But the $163 million budget approved unanimously by the council Tuesday also calls for job cuts and structural changes within city departments to help offset deficits projected at $3.5 million for the upcoming fiscal year and $5.2 million for the following year.
About $45 million has been earmarked for capital improvements and maintenance, including about $17 million for sewer work and about $10 million for maintaining and upgrading streets and sidewalks.
The proposed cuts include eliminating three positions in the City Manager's office and one in the City Attorney's Office, as well as two positions in human resources.
The deficit also will be offset by saving about $275,000 at the fire department as a result of not paying overtime that was previously budgeted, Assistant City Manager Liz Warmerdam said. An additional $456,000 will be saved at the police department through not filling seven vacant positions.
Other cost-saving steps include reclassifying some jobs, raising the city's business license processing fee to $25 and reducing purchases of fire department equipment and supplies.
While the moves will balance the books, city officials say they are still facing a $3.8 million deficit during fiscal year 2015-16, a shortfall that is expected to reach $6.6 million within the following two years.
"There's going to be some really, really hard decisions and everybody's going to have to get together and basically figure out a way to solve the problem," City Auditor Kevin Kearney said.
About 29 percent of the General Fund -- which total about $66 million and pays for parks, libraries, public safety and other services -- will be kept as a reserve for the upcoming fiscal year under the budget adopted Tuesday.
That reserve will drop to 25 percent the following fiscal year, however.
Maintaining a reserve is "a moment of celebration," City Councilman Tony Daysog said. "But no one is breaking out any champagne bottles because we know that this is really buying us time to begin to flesh out and implement those hard decisions."
The reasons for the ongoing deficit are a decline in General Fund revenue due to the sluggish economy over the past several years, coupled with rising costs for employee health care and retirement benefits.
This is the city's first budget adopted under a two-year cycle, and by including projections through fiscal year 2017-18 the council now has a jump-start on tackling the shortfalls, Mayor Marie Gilmore said.

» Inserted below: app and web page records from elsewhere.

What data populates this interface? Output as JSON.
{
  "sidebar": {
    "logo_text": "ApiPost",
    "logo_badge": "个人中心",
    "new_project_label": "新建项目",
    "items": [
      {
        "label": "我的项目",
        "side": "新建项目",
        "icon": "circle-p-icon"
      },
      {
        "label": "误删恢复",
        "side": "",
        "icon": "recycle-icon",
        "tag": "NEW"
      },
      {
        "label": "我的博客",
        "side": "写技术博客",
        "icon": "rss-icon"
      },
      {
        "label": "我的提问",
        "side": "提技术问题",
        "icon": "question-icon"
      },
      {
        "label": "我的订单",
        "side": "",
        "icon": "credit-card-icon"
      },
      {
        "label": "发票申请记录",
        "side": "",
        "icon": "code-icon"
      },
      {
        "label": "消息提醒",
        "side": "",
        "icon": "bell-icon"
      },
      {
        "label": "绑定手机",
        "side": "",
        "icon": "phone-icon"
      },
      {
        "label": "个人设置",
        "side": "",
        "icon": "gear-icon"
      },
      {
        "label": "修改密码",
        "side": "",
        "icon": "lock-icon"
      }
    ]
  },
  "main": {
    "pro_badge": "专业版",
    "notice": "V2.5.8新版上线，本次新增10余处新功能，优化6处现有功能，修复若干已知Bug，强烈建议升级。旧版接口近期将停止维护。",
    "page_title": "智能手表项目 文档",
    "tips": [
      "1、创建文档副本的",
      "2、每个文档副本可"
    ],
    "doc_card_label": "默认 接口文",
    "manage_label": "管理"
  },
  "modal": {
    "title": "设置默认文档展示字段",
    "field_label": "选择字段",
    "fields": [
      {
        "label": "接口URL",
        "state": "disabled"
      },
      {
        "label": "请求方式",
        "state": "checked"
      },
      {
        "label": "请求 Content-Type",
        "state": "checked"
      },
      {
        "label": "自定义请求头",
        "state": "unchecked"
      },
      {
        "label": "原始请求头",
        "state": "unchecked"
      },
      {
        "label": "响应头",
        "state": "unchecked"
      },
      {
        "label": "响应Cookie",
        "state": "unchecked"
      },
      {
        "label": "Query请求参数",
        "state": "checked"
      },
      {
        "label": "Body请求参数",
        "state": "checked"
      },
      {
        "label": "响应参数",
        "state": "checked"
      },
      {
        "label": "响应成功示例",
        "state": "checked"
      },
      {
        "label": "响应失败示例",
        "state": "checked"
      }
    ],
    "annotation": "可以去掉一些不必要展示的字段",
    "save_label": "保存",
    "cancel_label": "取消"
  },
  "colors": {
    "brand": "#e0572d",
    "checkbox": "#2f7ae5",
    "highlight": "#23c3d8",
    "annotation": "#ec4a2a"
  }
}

"This is not a council that has not and does not intend to kick the can down the road," Gilmore said. "But this is also a council that realizes that we can only be successful in dealing with our problems if we all work cooperatively together, and provide the kind of information that's needed in order to make smart, intelligent decisions."
Reach Peter Hegarty at 510-748-1654 or follow him on Twitter.com/Peter_Hegarty.